Next, calculate how much these customers contribute to revenue, and how much they contribute to profits. Some customers may produce a lot of revenue but don’t generate comparable profit because they receive better price points or better service levels. All kinds of drivers might produce the traditional pyramid across customer accounts, revenue and profits.
It’s important to understand this segmentation so you can optimize where to invest. You want to analyze which products solve the problems of your most satisfied and profitable customers to identify projects and opportunities that best benefit your business.
Direction: How Will it Affect the Trajectory of the Product and Business?
Look at the direction of your company. Is it flat, declining or growing? Assess the direction, not just of the top line, but the bottom line as well. Are you leaking profits? Perhaps you’re growing revenue but every dollar that comes in is eroding incremental profit. Consider how these things affect fixed and variable costs, and ultimately, the way you run your business.
Every product or portfolio also has its own trend. It’s important to know the quarterly and annual financial performance of each, to understand the product trajectory relative to overall business goals and the goals of other products. Then you can decide which opportunities are worth pursuing.
Having access to data is meaningless unless you shape it, customize it and make it relevant to your business. When you understand the size, shape and direction, you understand how your business operates and the context of your products within the business. This allows you to think, decide and act. But this isn’t a one and done exercise. It’s a loop that requires continuous monitoring. Commit to performing at least an annual assessment and start putting your data to work for you.
When Losing 800 Customers Pays Off
I once ran a $32 million business with 10,000 customers. It was primarily subscription and user based with some additional premium features in a mature market.
A small number of customers contributed a large amount of revenue, and a large number of customers contributed a small amount of revenue.
As we started looking at trends and customer segmentations, we created five tiers. The lowest-value tier was the “single office, home office” group. Approximately 3,000 folks were responsible for about $2.3 million; it was just about a break-even business. They could be a slightly annoying subset. Since they were infrequent users who were not proficient, they consumed development and support capacity and dragged on profit. Upon further analysis, we found that there was actually a trend down on this particular segment of our customer base.
Our solution? Triple their pricing. We understood that we would lose a lot of those customers but the results were interesting.
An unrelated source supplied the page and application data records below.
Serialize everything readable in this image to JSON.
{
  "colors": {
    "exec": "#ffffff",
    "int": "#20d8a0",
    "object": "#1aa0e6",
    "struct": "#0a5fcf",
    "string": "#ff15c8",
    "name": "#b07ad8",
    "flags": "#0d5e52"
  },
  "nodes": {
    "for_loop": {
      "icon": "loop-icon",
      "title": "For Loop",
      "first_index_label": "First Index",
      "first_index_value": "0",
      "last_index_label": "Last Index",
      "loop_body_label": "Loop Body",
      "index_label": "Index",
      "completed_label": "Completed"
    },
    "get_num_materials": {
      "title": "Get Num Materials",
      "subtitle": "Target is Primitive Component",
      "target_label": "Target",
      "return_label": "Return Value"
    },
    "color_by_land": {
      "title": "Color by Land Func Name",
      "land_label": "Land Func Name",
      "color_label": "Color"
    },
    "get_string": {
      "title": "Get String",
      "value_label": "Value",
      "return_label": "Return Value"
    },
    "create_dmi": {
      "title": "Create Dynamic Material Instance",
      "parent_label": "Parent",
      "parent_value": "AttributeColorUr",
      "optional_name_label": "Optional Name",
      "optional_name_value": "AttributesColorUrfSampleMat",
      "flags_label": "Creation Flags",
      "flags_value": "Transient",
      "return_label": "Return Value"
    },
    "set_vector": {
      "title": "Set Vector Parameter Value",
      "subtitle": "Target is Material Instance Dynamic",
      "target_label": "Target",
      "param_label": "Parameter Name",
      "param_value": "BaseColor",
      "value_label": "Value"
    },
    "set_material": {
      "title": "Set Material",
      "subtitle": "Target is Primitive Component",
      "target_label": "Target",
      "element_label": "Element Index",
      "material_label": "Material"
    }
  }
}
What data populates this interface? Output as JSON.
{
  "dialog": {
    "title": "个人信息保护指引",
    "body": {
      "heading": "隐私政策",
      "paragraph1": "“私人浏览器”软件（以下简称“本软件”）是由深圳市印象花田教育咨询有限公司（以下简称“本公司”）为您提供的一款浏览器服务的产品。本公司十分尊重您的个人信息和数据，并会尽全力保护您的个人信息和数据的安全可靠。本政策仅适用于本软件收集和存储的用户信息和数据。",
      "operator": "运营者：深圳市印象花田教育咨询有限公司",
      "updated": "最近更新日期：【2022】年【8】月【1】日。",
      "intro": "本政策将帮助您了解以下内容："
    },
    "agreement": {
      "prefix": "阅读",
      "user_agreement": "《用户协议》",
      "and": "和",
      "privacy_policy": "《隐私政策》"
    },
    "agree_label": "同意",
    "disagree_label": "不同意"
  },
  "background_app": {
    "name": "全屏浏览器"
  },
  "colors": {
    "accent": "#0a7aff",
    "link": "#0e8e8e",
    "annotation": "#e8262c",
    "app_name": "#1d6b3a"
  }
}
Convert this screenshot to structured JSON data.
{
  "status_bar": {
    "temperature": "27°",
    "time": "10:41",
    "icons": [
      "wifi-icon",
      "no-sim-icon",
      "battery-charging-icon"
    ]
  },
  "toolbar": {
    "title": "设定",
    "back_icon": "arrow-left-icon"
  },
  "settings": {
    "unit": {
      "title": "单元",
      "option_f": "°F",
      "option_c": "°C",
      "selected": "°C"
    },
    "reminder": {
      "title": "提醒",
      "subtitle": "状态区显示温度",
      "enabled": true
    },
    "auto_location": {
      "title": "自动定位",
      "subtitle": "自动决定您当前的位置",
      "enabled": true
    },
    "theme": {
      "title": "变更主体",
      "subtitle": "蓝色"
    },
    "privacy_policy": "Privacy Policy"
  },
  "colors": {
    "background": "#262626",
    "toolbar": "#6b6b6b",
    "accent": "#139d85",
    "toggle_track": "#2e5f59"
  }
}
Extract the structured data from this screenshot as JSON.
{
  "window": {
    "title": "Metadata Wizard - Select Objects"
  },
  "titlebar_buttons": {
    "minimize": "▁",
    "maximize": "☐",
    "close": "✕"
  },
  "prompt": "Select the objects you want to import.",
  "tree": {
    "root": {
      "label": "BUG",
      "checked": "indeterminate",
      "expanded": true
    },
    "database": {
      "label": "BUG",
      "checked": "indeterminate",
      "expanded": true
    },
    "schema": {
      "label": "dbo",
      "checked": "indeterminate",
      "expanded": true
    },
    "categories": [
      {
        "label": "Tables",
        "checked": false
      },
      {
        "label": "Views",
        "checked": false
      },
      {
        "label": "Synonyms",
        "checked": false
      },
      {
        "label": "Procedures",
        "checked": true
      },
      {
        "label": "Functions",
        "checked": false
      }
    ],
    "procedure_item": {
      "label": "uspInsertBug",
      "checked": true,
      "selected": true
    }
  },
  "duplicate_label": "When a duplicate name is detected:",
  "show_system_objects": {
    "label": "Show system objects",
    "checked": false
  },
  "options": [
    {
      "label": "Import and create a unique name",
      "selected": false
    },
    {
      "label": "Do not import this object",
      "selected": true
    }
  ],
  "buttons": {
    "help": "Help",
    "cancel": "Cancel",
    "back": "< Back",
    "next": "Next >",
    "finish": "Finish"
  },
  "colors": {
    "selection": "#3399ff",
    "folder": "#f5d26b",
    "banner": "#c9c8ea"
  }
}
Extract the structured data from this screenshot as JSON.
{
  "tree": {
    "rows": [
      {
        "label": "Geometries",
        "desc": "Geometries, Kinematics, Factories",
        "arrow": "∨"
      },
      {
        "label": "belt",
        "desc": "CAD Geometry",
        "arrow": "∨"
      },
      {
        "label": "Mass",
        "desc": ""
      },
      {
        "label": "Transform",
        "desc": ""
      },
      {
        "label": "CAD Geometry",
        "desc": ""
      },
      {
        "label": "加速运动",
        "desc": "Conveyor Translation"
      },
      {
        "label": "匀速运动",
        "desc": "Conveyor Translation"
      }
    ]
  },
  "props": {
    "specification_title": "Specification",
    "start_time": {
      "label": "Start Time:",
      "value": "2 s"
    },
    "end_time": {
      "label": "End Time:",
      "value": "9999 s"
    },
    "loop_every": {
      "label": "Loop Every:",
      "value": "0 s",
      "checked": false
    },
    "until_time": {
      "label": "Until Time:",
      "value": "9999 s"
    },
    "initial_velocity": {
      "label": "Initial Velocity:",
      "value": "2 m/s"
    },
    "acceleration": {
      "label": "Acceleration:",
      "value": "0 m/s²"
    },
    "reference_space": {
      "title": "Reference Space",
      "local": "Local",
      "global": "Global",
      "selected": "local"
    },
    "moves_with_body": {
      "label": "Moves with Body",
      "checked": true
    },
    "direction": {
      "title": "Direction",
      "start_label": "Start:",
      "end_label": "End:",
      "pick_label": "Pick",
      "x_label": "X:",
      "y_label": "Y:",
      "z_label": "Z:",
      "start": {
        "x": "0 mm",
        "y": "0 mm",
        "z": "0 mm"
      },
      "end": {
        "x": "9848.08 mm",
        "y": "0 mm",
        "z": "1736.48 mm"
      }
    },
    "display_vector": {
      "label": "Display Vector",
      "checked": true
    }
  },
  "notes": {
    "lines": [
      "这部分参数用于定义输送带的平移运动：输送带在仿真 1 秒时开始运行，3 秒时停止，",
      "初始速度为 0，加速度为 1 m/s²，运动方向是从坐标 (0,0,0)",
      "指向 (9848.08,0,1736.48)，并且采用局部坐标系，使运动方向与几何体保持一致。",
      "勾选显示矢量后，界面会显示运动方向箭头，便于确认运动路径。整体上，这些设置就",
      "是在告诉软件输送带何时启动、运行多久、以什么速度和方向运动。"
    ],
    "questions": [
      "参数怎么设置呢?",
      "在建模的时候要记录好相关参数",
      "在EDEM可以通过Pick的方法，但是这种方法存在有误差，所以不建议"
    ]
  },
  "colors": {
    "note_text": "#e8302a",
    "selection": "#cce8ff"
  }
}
While we did lose 800 customers, the revenue actually went up to $3.6 million, $1.3 million of which was pure profit.
By understanding the size, shape and direction of our business, we were able to confidently make this decision resulting in lower costs and increased revenue.